On Thursday, Belarusian Deputy Justice Minister Alla Bodak told a session of the Unified Collegium of Justice Ministries of the two countries that "the uniquely correct form of the name of our state is 'the Republic of Belarus' and 'Belarus'" and that any other formulation was incorrect (www.kommersant.ru/doc-rss.aspx?DocsID=1281369).
Russian Justice Minister Aleksandr Konovalov responded that his ministry uses the name Belarus and will continue to do so in official documents. Indeed, he said, to do otherwise would be "impermissible." But he added that he was "not certain that all the media of Russia will use the official name" -- although he insisted the use of Belorussia was customary and not a slight.
The Russian official explained that in the case of Moldavia and Kirgizia, for example, "two countries of the former USSR," Russians rarely use their official names, Moldova and Kyrgyzstan, preferring instead to follow "historical habit" rather than out of any desire to denigrate these states.
But if Russian officials are at least prepared to follow international practice and identify countries as they prefer to do, Russian journalists and Russian philologists have made it clear that they plan to continue calling Belarus Belorussia regardless of Moscow or Minsk says (forum-msk.org/material/news/1851332.html).
Mikhail Fedotov, secretary of the Union of Journalists of Russia and one of the authors of the Russian media law, said that despite the appeals of the Belarusians, the rules of the Russian language should determine what Russians call their neighbor. At the very least, he added, such questions were "the affair of philologists and not justice ministries."

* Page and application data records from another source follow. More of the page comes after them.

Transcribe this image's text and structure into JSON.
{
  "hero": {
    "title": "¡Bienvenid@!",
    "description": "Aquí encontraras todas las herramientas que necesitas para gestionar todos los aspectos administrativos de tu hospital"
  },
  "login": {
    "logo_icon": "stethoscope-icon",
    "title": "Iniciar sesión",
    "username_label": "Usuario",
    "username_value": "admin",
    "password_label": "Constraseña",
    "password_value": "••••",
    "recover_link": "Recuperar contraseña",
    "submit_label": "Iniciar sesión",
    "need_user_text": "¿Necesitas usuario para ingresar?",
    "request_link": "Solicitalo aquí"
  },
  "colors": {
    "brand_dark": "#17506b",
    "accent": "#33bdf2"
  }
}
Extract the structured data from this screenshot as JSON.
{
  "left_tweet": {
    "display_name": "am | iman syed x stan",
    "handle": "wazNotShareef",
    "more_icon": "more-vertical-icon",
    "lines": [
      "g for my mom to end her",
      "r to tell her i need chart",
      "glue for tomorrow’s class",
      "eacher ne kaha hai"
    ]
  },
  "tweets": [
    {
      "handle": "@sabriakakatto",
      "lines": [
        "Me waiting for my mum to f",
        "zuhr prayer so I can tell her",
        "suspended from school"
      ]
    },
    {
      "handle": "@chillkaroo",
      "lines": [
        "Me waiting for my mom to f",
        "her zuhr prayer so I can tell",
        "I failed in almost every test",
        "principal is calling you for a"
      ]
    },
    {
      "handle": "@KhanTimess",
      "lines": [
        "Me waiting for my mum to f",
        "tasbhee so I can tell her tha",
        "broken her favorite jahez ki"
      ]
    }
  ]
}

Meanwhile, Yasen Zasurky, the head of the journalism faculty at Moscow State University, agreed, adding that the use of the term Belorussia was "a definite tradition which should not be violated." Any "search for a compromise" should involve "consultations between the two sides."
And Vladimir Pykhov, academic secretary of the Institute of the Russian Language of the Russian Academy of Sciences, took a harder line. He said that "in the Russian language, there is none norm for the neighboring country - Belorussia - and that should be followed," apparently regardless of the desires of its residents and their government.

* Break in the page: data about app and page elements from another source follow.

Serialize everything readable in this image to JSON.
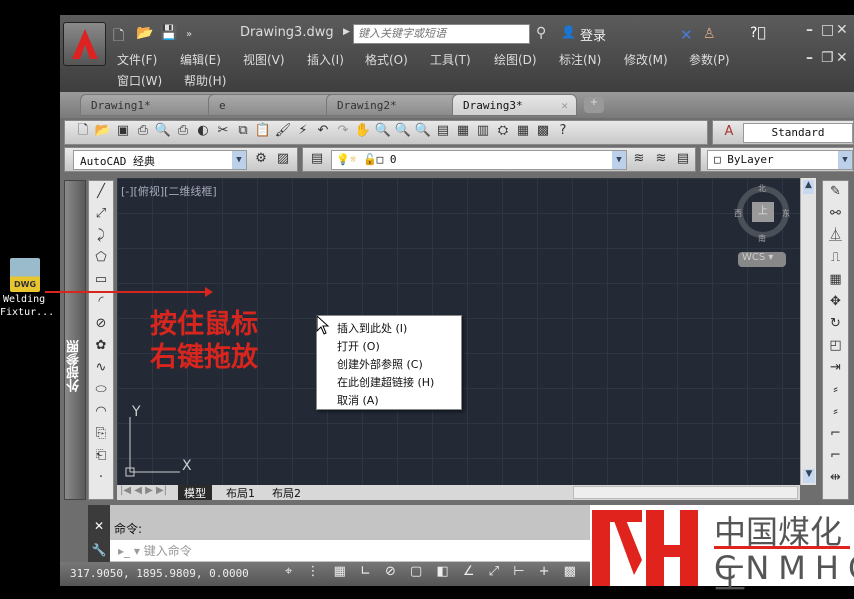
{
  "desktop": {
    "file_icon_label": "DWG",
    "file_name_line1": "Welding",
    "file_name_line2": "Fixtur..."
  },
  "titlebar": {
    "doc_title": "Drawing3.dwg",
    "search_placeholder": "键入关键字或短语",
    "login": "登录"
  },
  "menu": [
    "文件(F)",
    "编辑(E)",
    "视图(V)",
    "插入(I)",
    "格式(O)",
    "工具(T)",
    "绘图(D)",
    "标注(N)",
    "修改(M)",
    "参数(P)",
    "窗口(W)",
    "帮助(H)"
  ],
  "tabs": [
    "Drawing1*",
    "e",
    "Drawing2*",
    "Drawing3*"
  ],
  "toolbar": {
    "text_style": "Standard",
    "workspace": "AutoCAD 经典",
    "layer": "0",
    "color": "ByLayer"
  },
  "palette": {
    "label": "外部参照"
  },
  "viewport": {
    "label": "[-][俯视][二维线框]",
    "compass": {
      "n": "北",
      "s": "南",
      "e": "东",
      "w": "西",
      "top": "上"
    },
    "wcs": "WCS"
  },
  "layout_tabs": [
    "模型",
    "布局1",
    "布局2"
  ],
  "context_menu": [
    "插入到此处 (I)",
    "打开 (O)",
    "创建外部参照 (C)",
    "在此创建超链接 (H)",
    "取消 (A)"
  ],
  "annotation": {
    "line1": "按住鼠标",
    "line2": "右键拖放"
  },
  "command": {
    "prompt": "命令:",
    "placeholder": "键入命令"
  },
  "status": {
    "coords": "317.9050,  1895.9809, 0.0000"
  },
  "watermark": {
    "cn": "中国煤化工",
    "en": "CNMHG",
    "brand_color": "#e0231c"
  }
}
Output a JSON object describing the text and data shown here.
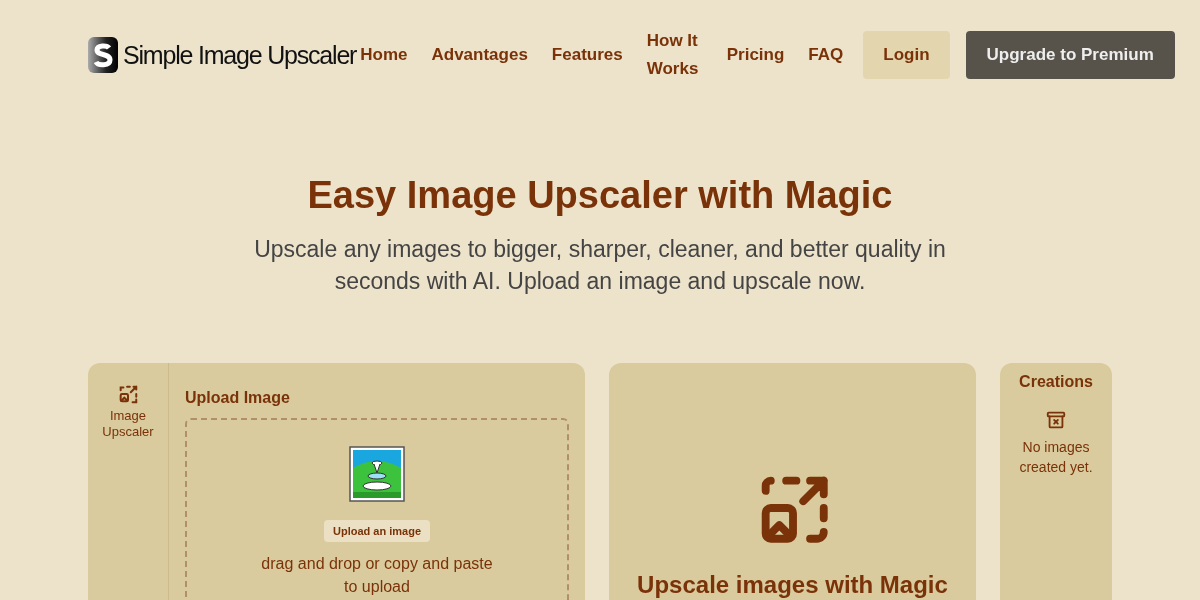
{
  "header": {
    "logo_text": "Simple Image Upscaler",
    "nav": [
      "Home",
      "Advantages",
      "Features",
      "How It Works",
      "Pricing",
      "FAQ"
    ],
    "login": "Login",
    "upgrade": "Upgrade to Premium"
  },
  "hero": {
    "title": "Easy Image Upscaler with Magic",
    "subtitle": "Upscale any images to bigger, sharper, cleaner, and better quality in seconds with AI. Upload an image and upscale now."
  },
  "tool_nav": {
    "label": "Image Upscaler"
  },
  "upload": {
    "heading": "Upload Image",
    "button": "Upload an image",
    "hint": "drag and drop or copy and paste to upload"
  },
  "result": {
    "heading": "Upscale images with Magic"
  },
  "creations": {
    "heading": "Creations",
    "empty": "No images created yet."
  }
}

Doing anything else, Pykhov continued, would be an unfortunate political act. "At the end of the 1980s and beginning of the 1990s, for political considerations were undertaken a series of renaming in the Russian language: Tallinn appeared with two 'n's, Almaty [appeared in place of Alma Ata], Kyrgyzstan [instead of Kirgizia], in [rather than on] Ukraine, and so on."
Perhaps, he went on, all this had to be accepted "politically. But linguistically, it couldn't be and hasn't been. Consequently, Pykhov argued, "the current proposal concerning the replacement of 'Belorussia' with 'Belarus' is political and it is hardly worth making that the norm. Politics," he added without apparent irony, "must not take precedence over language.